=== What you need to do ===
Your task is to copy each line of the listing that contains the word "value".

Source data Block Start

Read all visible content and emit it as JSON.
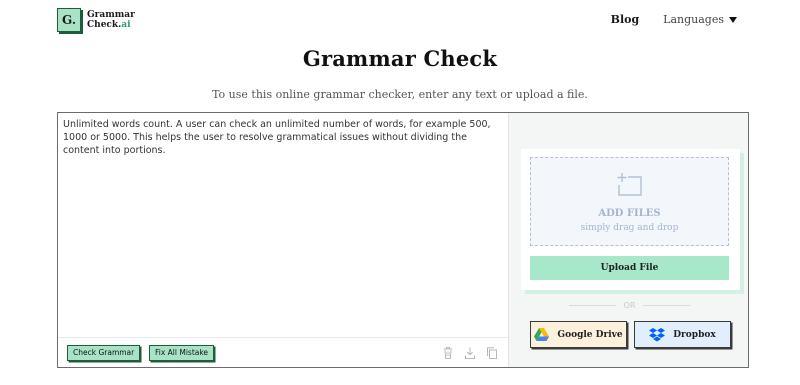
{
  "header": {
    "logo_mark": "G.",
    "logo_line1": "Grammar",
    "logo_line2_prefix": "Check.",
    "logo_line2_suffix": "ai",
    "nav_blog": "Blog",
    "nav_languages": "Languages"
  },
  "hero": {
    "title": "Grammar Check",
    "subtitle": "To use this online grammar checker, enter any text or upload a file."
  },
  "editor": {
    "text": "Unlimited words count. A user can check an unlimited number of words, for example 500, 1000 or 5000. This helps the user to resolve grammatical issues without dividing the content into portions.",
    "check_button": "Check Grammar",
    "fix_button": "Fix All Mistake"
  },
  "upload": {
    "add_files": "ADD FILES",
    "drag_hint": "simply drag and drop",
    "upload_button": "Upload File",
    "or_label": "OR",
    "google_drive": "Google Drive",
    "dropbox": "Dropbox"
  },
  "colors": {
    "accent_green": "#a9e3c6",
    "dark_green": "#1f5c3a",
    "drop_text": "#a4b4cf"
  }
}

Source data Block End
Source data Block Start

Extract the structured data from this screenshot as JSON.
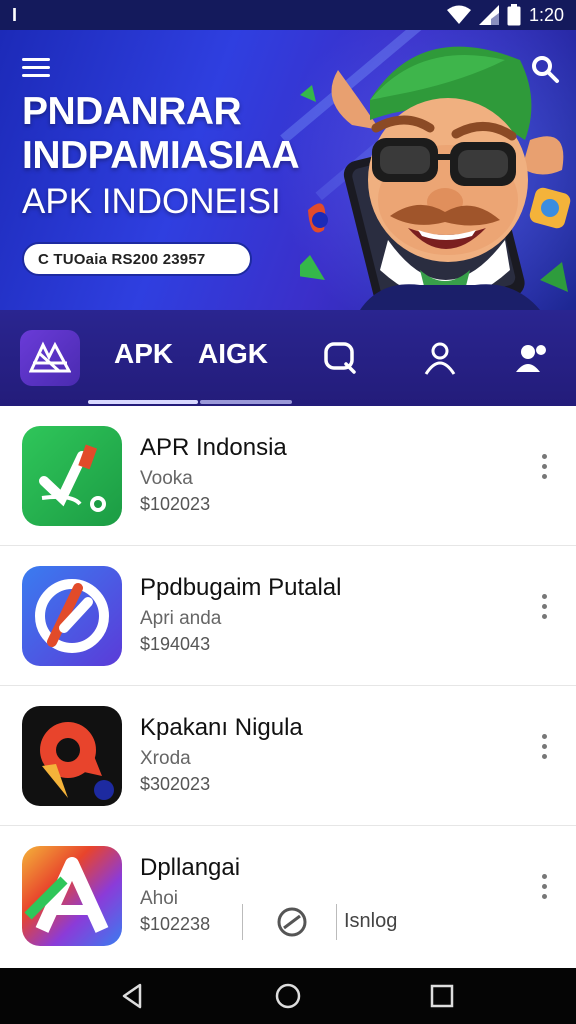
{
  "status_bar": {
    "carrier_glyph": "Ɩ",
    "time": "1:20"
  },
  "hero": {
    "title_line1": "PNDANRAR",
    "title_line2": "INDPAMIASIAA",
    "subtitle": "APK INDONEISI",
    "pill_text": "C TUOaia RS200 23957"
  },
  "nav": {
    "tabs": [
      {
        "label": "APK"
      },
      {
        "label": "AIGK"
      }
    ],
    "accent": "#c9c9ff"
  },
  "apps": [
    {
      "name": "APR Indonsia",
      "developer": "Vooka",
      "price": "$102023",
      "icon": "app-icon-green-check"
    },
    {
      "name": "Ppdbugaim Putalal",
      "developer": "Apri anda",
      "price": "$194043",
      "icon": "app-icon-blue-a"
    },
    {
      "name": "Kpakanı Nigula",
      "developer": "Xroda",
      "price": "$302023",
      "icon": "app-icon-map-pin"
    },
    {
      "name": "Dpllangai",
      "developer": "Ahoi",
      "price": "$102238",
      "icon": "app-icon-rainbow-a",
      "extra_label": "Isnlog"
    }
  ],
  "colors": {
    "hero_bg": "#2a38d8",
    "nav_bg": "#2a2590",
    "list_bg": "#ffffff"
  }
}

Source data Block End
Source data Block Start

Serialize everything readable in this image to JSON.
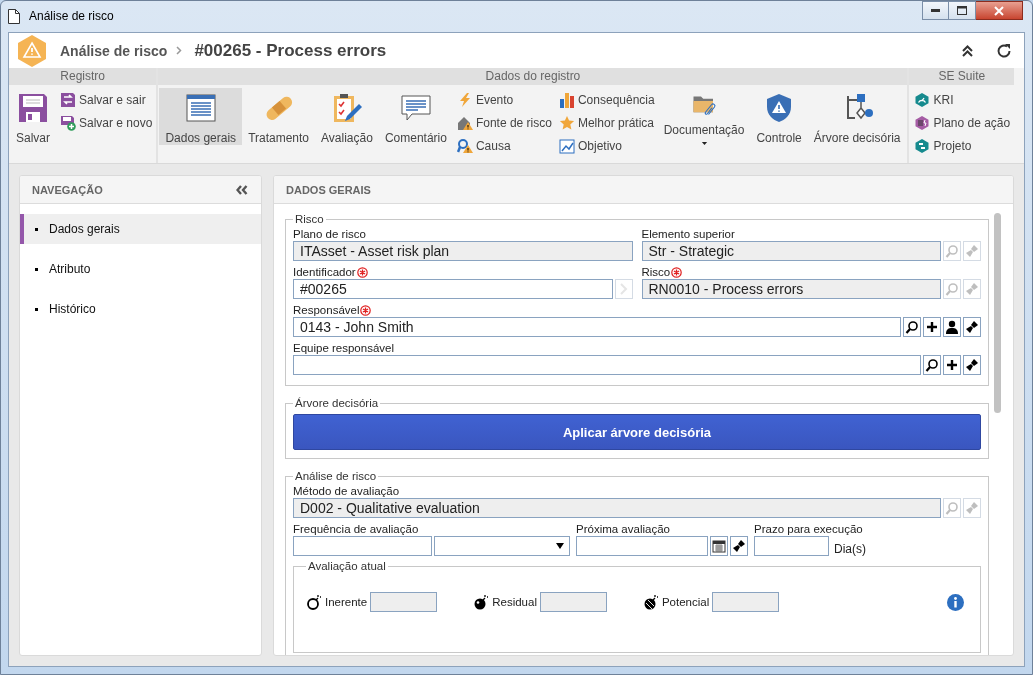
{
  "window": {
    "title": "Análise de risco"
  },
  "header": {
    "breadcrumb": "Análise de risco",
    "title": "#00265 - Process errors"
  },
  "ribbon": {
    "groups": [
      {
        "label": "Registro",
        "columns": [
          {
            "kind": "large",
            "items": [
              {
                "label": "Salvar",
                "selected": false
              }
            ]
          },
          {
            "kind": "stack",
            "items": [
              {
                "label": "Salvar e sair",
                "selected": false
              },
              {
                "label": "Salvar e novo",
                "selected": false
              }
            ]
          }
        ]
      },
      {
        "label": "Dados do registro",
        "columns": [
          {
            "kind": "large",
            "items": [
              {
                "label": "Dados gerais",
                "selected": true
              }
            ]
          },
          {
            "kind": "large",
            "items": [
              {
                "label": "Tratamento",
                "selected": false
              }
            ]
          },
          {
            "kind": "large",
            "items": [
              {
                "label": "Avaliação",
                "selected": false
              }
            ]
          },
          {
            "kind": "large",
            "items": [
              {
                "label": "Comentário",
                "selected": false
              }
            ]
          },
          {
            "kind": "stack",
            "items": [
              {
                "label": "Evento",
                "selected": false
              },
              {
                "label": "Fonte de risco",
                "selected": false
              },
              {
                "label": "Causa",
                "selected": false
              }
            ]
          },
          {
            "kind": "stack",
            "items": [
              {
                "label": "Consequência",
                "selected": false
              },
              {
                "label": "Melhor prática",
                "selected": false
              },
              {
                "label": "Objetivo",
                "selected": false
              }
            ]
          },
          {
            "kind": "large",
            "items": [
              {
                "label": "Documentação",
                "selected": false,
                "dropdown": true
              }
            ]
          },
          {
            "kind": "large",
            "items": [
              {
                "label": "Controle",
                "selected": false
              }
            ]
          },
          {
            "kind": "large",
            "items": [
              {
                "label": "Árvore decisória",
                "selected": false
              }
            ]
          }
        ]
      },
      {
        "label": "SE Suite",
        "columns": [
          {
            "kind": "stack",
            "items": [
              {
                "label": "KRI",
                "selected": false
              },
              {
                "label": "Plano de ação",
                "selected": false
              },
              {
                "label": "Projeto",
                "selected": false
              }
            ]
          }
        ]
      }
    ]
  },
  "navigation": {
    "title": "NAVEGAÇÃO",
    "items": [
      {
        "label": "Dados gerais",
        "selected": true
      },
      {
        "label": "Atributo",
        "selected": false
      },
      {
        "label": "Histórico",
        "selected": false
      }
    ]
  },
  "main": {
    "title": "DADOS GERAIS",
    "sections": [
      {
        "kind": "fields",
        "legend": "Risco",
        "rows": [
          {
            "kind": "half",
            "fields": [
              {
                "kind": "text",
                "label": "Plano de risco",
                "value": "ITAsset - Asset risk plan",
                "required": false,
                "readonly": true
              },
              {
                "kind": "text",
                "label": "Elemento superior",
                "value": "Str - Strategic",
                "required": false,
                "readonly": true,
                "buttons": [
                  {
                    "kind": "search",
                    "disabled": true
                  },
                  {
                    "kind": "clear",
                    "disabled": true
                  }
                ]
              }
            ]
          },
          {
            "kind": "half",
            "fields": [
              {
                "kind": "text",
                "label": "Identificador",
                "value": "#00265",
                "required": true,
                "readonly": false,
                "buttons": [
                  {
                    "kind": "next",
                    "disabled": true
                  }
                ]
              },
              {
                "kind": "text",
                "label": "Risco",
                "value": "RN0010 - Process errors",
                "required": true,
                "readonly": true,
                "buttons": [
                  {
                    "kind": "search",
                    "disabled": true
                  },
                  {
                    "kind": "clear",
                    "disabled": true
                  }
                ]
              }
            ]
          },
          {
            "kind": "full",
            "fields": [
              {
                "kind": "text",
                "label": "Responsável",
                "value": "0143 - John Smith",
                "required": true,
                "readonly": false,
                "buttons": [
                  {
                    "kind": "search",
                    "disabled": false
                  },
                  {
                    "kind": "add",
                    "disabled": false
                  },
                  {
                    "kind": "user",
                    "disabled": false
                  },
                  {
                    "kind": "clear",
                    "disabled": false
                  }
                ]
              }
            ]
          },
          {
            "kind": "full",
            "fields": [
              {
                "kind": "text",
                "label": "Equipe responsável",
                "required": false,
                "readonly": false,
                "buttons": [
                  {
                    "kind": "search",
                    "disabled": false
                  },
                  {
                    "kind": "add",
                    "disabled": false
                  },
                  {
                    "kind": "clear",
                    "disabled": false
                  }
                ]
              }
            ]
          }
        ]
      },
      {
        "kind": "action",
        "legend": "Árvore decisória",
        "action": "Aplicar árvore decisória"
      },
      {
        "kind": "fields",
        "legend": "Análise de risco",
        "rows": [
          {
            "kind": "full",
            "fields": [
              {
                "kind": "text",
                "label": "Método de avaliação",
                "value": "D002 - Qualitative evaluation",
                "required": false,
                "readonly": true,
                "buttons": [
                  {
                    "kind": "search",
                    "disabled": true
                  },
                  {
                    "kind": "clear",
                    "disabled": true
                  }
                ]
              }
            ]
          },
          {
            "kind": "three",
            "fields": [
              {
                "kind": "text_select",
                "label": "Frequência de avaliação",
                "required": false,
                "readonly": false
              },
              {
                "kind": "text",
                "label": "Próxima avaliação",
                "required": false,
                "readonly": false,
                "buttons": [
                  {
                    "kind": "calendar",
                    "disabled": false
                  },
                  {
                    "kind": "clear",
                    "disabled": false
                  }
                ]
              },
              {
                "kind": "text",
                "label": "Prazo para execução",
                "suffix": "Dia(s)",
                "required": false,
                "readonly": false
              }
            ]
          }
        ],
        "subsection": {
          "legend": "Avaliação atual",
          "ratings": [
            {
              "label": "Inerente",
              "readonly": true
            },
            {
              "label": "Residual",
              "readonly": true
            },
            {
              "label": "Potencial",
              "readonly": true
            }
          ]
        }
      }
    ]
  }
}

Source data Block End

=== Task output ===
                "value": "ITAsset - Asset risk plan",
                "value": "Str - Strategic",
                "value": "#00265",
                "value": "RN0010 - Process errors",
                "value": "0143 - John Smith",
                "value": "D002 - Qualitative evaluation",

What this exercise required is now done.